Attorney Joseph A. Camilli
This third installment of our multi-part overview will discuss the current State of Wisconsin taxation of PPP loans, both with respect to the deductibility of expenses paid with PPP proceeds and the income tax treatment of the PPP funds themselves. As always, please keep in mind that the details of any of the programs discussed require close analysis with your accountants, bankers, or legal counsel to insure the programs are right for you and your business.
[On Tuesday, February 16, 2021, the Wisconsin legislature passed legislation that would bring Wisconsin in line with federal treatment with respect to the deductibility of business expenses paid using PPP funds for the 2020 tax year. As the rest of this blog explains, Wisconsin had diverged from the federal government’s approach to deductibility, originally taking the position that by permitting expenses paid with PPP proceeds would confer a double tax break upon PPP recipients (the PPP loans are completely forgivable if the proceeds are used for permitted expenses within certain ratios). As reported, Wisconsin Assembly Bill 2 would make otherwise deductible business expenses paid using PPP funds deductible from Wisconsin State taxes. These bills must still be signed into law by Governor Evers, but given the wide legislative support that they have received, it would be surprising to see these bills vetoed.]
Wisconsin Department of Revenue Announcement
On January 22, 2021, the Wisconsin Department of Revenue (WDOR) announced how Wisconsin would be treating 2020 Payroll Protection Program (PPP) loans, and businesses’ use thereof, for Wisconsin tax purposes.

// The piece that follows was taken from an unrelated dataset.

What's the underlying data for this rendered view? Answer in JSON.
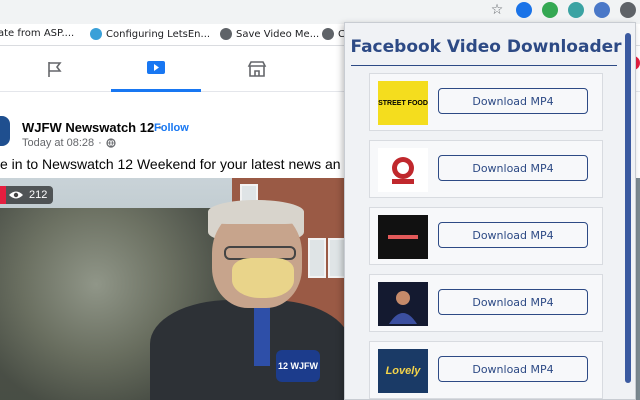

The announcement was necessary due to uncertainty over how Wisconsin would treat 2020 and 2021 PPP loans following the federal government’s passage of the Consolidated Appropriations Act (CAA) of 2021, which itself addressed certain confusion or uncertainty in the Coronavirus Aid Relief and Economic Security Act (CARES) of 2020.
2020 PPP Loans
As the WDOR notes, Wisconsin follows federal tax law prior to the passage of the CAA. Therefore, Wisconsin follows the tax treatment of PPP loans and expenses established by the CARES Act itself. According to the WDOR, this means that the PPP loans received and forgiven in 2020 are excluded from the calculation of the business’s income in 2020 for income tax purposes. However, because Wisconsin does not follow the rules set forth in the CAA, businesses may not deduct otherwise deductible expenses paid using PPP funds from their income tax calculations. Under the CAA, Congress extended the tax benefits of PPP loans by granting, essentially, a second tax benefit to employers (free money excludable from income, plus a deduction from income for the business expenses paid with a that free money).
There are certainly reasonable justifications for Congress granting the second tax benefit (many businesses are struggling and can use whatever help they can get) but there is also a reasonable justification for Wisconsin not following suit: namely, that doing so may potentially result in a loss of close to $450,000,000 in tax revenue, further exacerbating the State’s budget crunch.
It should be noted that the WDOR clearly indicated at the time (January 22, 2021) that there were no legislative proposals before the Wisconsin legislature to address this situation, one way or the other, and as of the date of this blog post, there is still no indication that the legislature will take this matter up.
2021 PPP Loans
Perhaps surprisingly, perhaps not, the WDOR clarified that for 2021 PPP loans, the State intends to treat forgiven PPP loans and expenses paid with PPP proceeds in the exact opposite manner. Given that the CARES Act applied to the exceptional circumstances of 2020, it is not terribly surprising that the WDOR would apply traditional pre-CARES Act analysis to debt forgiveness. Loans forgiven are traditionally treated as income and therefore because Wisconsin has not legislatively agreed to follow the CAA, PPP loans received and forgiven in 2021 will be included as income for business income tax purposes.
Similarly, WDOR is taking the traditional position that deductible expenses are simply that: deductible. It would appear that Wisconsin has either (a) not considered these matters carefully or, more likely (b) has made the determination that it is comfortable granting only one tax benefit to business owners from forgiven PPP loans and not both.
Future installments will discuss changes to the Economic Injury Development Loan (EIDL) program, Employee Retention Tax Credits, Mandatory Vaccine Programs, and more.
The guidance provided above is general in nature and readers are encouraged to reach out to Neider & Boucher, S.C., or to their own legal counsel to determine the applicability of these issues to their own personal and/or business needs.